Indeed, better laws do not always mean justice for victims. Only 20 percent of the rape cases reported in Sweden in 2008 resulted in a court trial. A 2010 report by Amnesty International notes that acquaintance rape in Sweden is on the rise and that victim-blaming is just as alive there as in the United States: "Young and intoxicated women in particular had problems fulfilling the stereotypical role of the 'innocent victim.' As a result, neither rapes within intimate relationships nor 'date rapes' involving teenage girls generally led to legal action."
If anything, this means we can't stop at changing legislation. For true justice, there needs to be a cultural shift in the way Americans think about sex, consent and rape, so that when women come forward - whether they're accusing a celebrity, a sports star or a neighbor - our immediate reaction isn't to misconstrue or speculate about their motives, but to listen.
None of this is to say that the accusations against Assange are true - we have no idea. And there is little doubt that the timing of the legal proceedings is politically motivated: Assange's accusers came forward in August (the same month they allege being attacked), but it's only now that authorities are vigorously pursuing the case.
Assange clearly believes that the world has a lot to learn from his work with WikiLeaks. But we can also learn from his dismissive attitude toward these allegations.
"They called me the James Bond of journalism," Assange told the New York Times in October, discussing the warm welcome he got in Sweden. "It got me a lot of fans, and some of them ended up causing me a bit of trouble."
That "bit of trouble," as he put it, and the way the Swedish authorities are pursuing the allegations, is a key lesson. Whatever Assange is revealing about this country's diplomacy, his high-profile case has also shown how far the United States is from Sweden - and from justice - when it comes to victims of sexual assault.

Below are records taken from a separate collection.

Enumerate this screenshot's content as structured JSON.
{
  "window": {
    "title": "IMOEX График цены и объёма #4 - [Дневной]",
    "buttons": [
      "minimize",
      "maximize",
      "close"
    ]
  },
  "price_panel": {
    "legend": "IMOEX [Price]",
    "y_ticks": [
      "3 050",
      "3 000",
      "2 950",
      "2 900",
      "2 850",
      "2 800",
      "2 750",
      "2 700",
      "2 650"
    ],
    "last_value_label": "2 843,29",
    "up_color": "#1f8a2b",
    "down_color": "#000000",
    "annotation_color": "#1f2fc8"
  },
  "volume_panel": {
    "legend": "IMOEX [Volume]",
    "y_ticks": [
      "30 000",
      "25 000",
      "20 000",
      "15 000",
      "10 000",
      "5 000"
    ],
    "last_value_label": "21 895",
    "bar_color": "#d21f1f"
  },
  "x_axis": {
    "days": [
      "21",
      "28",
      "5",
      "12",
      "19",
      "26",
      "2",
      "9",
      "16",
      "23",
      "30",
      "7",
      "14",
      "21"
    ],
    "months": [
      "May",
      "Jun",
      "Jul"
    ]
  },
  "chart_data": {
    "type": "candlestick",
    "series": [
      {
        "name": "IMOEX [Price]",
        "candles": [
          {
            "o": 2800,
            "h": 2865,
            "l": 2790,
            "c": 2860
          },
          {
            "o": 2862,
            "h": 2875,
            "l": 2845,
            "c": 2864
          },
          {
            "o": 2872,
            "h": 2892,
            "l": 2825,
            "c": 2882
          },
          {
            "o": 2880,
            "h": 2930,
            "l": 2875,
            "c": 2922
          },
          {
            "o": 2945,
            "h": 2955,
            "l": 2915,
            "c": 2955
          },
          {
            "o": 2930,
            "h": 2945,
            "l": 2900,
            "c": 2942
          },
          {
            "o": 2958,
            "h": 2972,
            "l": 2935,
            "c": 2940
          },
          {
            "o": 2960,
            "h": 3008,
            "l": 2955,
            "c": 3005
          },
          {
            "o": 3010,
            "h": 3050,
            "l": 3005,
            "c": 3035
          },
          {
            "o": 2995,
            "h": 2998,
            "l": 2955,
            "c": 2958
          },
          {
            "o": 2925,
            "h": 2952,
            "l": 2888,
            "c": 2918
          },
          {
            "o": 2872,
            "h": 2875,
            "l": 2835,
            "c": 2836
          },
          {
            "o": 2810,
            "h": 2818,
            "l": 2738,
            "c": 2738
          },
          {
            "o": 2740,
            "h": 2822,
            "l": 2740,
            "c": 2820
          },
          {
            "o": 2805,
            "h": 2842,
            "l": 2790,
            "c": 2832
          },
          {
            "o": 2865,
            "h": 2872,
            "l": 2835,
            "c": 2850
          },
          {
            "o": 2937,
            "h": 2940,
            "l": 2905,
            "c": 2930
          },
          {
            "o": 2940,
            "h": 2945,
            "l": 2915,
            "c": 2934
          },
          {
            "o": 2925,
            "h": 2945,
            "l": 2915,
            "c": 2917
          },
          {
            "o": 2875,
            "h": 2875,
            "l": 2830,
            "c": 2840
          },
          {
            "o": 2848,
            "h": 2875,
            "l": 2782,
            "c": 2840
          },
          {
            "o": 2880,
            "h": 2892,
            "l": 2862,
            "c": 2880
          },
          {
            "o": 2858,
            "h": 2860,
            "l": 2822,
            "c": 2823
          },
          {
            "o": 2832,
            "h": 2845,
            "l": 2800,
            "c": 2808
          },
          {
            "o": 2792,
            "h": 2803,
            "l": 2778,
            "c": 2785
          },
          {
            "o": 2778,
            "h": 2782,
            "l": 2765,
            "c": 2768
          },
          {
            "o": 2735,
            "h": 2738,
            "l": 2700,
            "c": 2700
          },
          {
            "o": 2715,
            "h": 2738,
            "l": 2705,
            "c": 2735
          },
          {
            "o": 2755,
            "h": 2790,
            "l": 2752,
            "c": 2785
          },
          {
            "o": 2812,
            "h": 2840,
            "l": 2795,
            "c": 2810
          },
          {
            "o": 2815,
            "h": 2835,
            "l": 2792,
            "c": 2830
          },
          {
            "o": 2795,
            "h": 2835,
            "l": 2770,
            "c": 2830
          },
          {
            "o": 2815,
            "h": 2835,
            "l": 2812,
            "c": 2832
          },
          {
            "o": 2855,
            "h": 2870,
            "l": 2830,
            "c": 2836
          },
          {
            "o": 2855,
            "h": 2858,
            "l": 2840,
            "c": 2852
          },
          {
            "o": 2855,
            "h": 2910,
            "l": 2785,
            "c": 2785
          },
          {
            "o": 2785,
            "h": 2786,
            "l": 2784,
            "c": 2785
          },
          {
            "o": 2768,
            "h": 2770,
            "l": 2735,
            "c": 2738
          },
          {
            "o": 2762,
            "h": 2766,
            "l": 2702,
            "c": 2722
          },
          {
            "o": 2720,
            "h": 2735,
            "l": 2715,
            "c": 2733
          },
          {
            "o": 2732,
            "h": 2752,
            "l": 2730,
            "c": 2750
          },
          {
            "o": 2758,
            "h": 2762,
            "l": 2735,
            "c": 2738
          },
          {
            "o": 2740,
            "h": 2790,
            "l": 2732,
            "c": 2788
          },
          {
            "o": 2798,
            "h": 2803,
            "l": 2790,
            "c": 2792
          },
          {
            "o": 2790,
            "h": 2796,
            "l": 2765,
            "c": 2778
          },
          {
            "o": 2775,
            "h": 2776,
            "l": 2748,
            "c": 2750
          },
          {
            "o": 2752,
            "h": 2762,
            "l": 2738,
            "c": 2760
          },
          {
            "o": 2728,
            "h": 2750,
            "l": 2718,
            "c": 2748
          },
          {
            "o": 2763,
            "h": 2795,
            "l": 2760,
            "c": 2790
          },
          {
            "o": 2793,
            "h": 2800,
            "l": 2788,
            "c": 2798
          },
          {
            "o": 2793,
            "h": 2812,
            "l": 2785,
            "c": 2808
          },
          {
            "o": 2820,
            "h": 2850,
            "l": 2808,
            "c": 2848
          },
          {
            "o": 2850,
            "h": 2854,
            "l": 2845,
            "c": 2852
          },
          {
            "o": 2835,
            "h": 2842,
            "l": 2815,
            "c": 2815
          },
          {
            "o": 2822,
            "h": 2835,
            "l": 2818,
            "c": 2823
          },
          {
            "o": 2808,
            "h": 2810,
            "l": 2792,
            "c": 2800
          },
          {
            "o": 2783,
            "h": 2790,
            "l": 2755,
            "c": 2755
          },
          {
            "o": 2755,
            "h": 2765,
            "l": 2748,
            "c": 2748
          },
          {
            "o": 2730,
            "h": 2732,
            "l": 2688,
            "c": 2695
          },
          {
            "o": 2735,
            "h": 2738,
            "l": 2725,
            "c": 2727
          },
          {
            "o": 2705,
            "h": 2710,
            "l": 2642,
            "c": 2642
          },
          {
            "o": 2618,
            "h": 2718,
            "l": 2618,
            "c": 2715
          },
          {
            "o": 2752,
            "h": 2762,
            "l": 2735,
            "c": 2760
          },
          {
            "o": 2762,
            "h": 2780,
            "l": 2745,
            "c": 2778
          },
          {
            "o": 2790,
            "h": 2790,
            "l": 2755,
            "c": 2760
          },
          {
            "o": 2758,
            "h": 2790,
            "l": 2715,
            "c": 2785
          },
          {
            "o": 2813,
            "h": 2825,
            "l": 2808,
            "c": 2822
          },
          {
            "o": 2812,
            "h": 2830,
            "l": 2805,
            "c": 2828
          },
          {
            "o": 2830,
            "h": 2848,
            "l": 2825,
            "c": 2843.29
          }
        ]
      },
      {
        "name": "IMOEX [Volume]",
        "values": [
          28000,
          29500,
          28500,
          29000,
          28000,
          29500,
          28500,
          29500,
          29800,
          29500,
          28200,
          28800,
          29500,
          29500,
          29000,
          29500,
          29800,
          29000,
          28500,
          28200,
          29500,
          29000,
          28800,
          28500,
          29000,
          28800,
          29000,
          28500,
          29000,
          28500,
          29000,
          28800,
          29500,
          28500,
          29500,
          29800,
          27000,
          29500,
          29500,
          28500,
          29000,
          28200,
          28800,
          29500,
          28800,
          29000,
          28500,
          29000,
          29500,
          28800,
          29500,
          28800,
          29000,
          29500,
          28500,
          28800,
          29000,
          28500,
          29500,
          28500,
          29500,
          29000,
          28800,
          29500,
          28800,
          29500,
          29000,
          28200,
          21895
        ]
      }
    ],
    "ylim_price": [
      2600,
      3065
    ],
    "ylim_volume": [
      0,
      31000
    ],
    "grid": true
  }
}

Jessica Valenti is the editor of "Yes Means Yes: Visions of Female Sexual Power and a World Without Rape" and the founder of Feministing.com.